  2. That's one way to do it. Don't fall into the trap of thinking that there's only one way to do something. Do whatever fits your own design and goals. It's easy when starting out to look for that silver bullet resource which tells you exactly how to do something. I'll tell you for free, it doesn't exist [img]http://public.gamedev.net//public/style_emoticons/default/smile.png[/img]. Another way to use a Thread would be to use a SurfaceHolder inside the class which extends SurfaceView and Runnable. This now lets you entirely contain the game loop inside the RenderingView class, whilst also being a bit easier to understand than the tutorial you posted. The next step is to decide if Canvas is good enough for your needs or if you should move to OpenGL. The framework I'm current'y writing for myself is OpenGL 2.0 based and has the Android UI thread, a game logic thread and a rendering thread. Once I'm happy enough with the basics I can throw it on BitBucket and you can see how I am doing that. So, [code] public class Game extends Activity { RenderingView renderingView; public void onCreate(Bundle savedInstanceState) { super.onCreate(savedInstanceState); renderingView = new RenderingView(this); setContentView(renderingView); } public void onResume() { super.onResume(); renderingView.resume(); } public void onPause() { super.onPause(); renderingView().pause(); } } public class RenderingView extends SurfaceView implements Runnable { Thread thread = null; SurfaceHolder holder; volatile boolean running = false; public RenderingView(Context context) { super(context); holder = getHolder(); } public void resume() { running = true; thread = new Thread(this); thread.start(); } public void run() { while (running) { if (!holder.getSurface().isValid()) continue; Canvas canvas = holder.lockCanvas(); // Use canvas to draw things here holder.unlockCanvasAndPost(canvas); } } public void pause() { running = false; while (true) { try { thread.join(); } catch (InterruptedException e) { // wait } } } } [/code]

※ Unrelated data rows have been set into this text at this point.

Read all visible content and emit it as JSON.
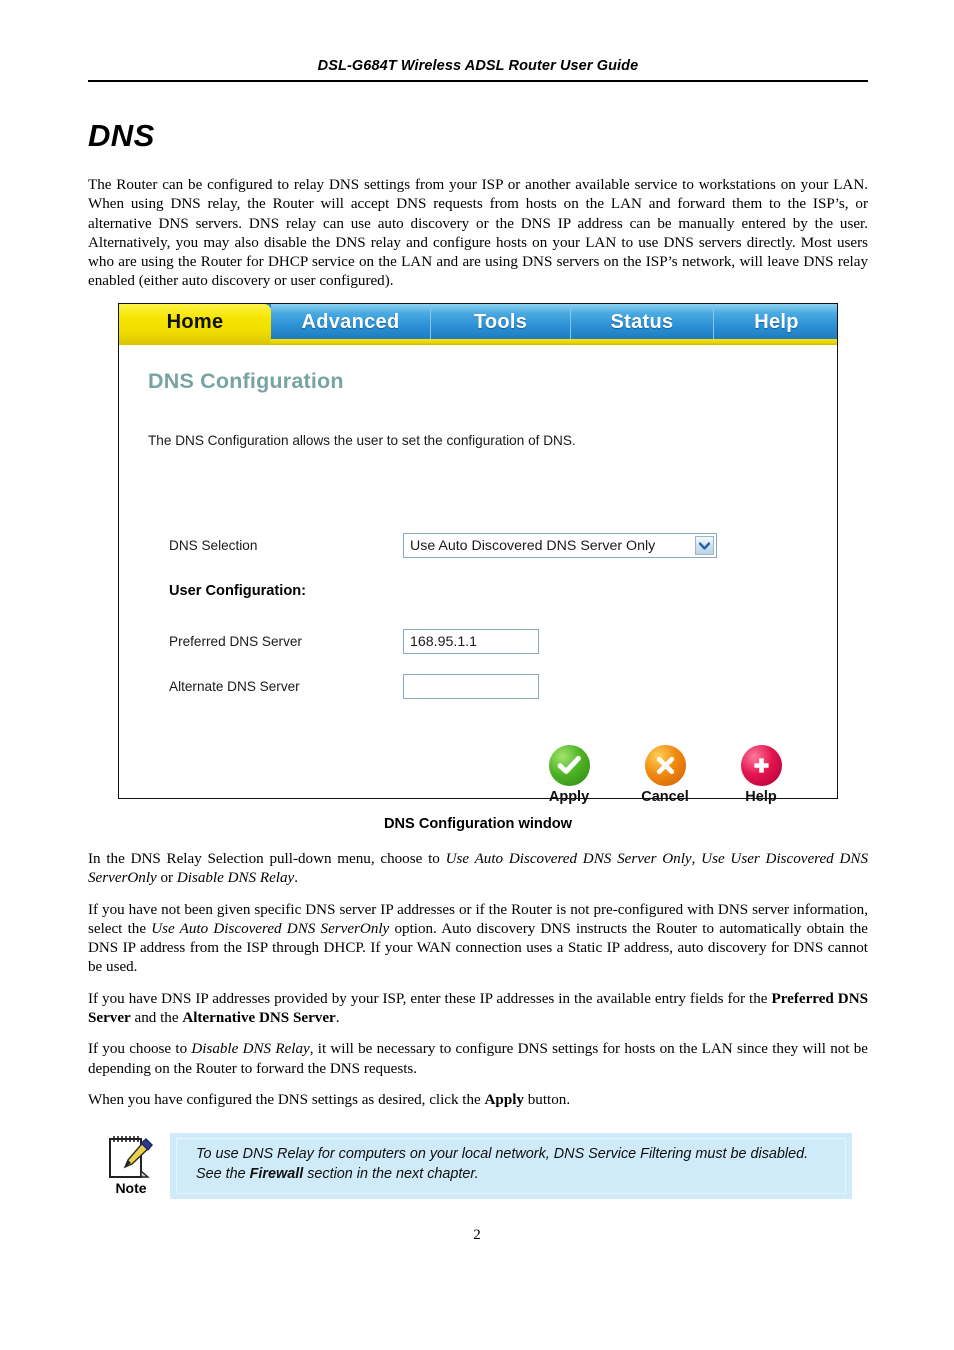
{
  "document": {
    "running_header": "DSL-G684T Wireless ADSL Router User Guide",
    "section_title": "DNS",
    "page_number": "2",
    "figure_caption": "DNS Configuration window"
  },
  "paragraphs": {
    "intro": "The Router can be configured to relay DNS settings from your ISP or another available service to workstations on your LAN. When using DNS relay, the Router will accept DNS requests from hosts on the LAN and forward them to the ISP’s, or alternative DNS servers. DNS relay can use auto discovery or the DNS IP address can be manually entered by the user. Alternatively, you may also disable the DNS relay and configure hosts on your LAN to use DNS servers directly. Most users who are using the Router for DHCP service on the LAN and are using DNS servers on the ISP’s network, will leave DNS relay enabled (either auto discovery or user configured).",
    "p2_a": "In the DNS Relay Selection pull-down menu, choose to ",
    "p2_opt1": "Use Auto Discovered DNS Server Only",
    "p2_b": ", ",
    "p2_opt2": "Use User Discovered DNS ServerOnly",
    "p2_c": " or ",
    "p2_opt3": "Disable DNS Relay",
    "p2_d": ".",
    "p3_a": "If you have not been given specific DNS server IP addresses or if the Router is not pre-configured with DNS server information, select the ",
    "p3_opt": "Use Auto Discovered DNS ServerOnly",
    "p3_b": " option. Auto discovery DNS instructs the Router to automatically obtain the DNS IP address from the ISP through DHCP. If your WAN connection uses a Static IP address, auto discovery for DNS cannot be used.",
    "p4_a": "If you have DNS IP addresses provided by your ISP, enter these IP addresses in the available entry fields for the ",
    "p4_b1": "Preferred DNS Server",
    "p4_b": " and the ",
    "p4_b2": "Alternative DNS Server",
    "p4_c": ".",
    "p5_a": "If you choose to ",
    "p5_i": "Disable DNS Relay",
    "p5_b": ", it will be necessary to configure DNS settings for hosts on the LAN since they will not be depending on the Router to forward the DNS requests.",
    "p6_a": "When you have configured the DNS settings as desired, click the ",
    "p6_b": "Apply",
    "p6_c": " button."
  },
  "router_ui": {
    "tabs": [
      {
        "label": "Home",
        "active": true
      },
      {
        "label": "Advanced",
        "active": false
      },
      {
        "label": "Tools",
        "active": false
      },
      {
        "label": "Status",
        "active": false
      },
      {
        "label": "Help",
        "active": false
      }
    ],
    "panel": {
      "title": "DNS Configuration",
      "description": "The DNS Configuration allows the user to set the configuration of DNS.",
      "dns_selection_label": "DNS Selection",
      "dns_selection_value": "Use Auto Discovered DNS Server Only",
      "user_configuration_label": "User Configuration:",
      "preferred_label": "Preferred DNS Server",
      "preferred_value": "168.95.1.1",
      "alternate_label": "Alternate DNS Server",
      "alternate_value": ""
    },
    "buttons": [
      {
        "label": "Apply",
        "icon": "check-circle-icon",
        "color": "#4fb326"
      },
      {
        "label": "Cancel",
        "icon": "x-circle-icon",
        "color": "#f08a10"
      },
      {
        "label": "Help",
        "icon": "plus-circle-icon",
        "color": "#e2144f"
      }
    ],
    "colors": {
      "active_tab": "#f5e500",
      "idle_tab": "#2a8fd4",
      "panel_title": "#78a3a3",
      "field_border": "#8aa8c4"
    }
  },
  "note": {
    "icon_label": "Note",
    "text_a": "To use DNS Relay for computers on your local network, DNS Service Filtering must be disabled. See the ",
    "text_b": "Firewall",
    "text_c": " section in the next chapter.",
    "background": "#cfeaf9"
  }
}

  3. Google have some statistics on their developer pages which you may find useful. This page shows the breakdown of Android versions being used to access Google Play. [url="http://developer.android.com/resources/dashboard/platform-versions.html"]http://developer.android.com/resources/dashboard/platform-versions.html[/url] You can see from this that versions 2.1 and below already only account for less than 7% of the devices in the wild. However, the decision on which versions the app will support will be based on whoever you're going to be working for, but for new developments it makes little sense to target versions older than 2.2 as lots of performance improvements and features (such as JIT and OpenGL ES 2.0) were added in version 2.2.
  4. I think what you're looking for is a concept in the Android SDK known as Fragments. You can find a full explanation of these here: [url="http://developer.android.com/guide/topics/fundamentals/fragments.html"]http://developer.android.com/guide/topics/fundamentals/fragments.html[/url]
  5. Hi, I'm beginning to write a translator for Maya 8.5 in Python but am having an issue. I'm trying to add an enum attribute to the currently selected node and it seems to work fine until I open the attribute editor. This causes the script editor to output that it cannot create the UI element for my enum. Does anyone have any ideas what causes this? Thanks.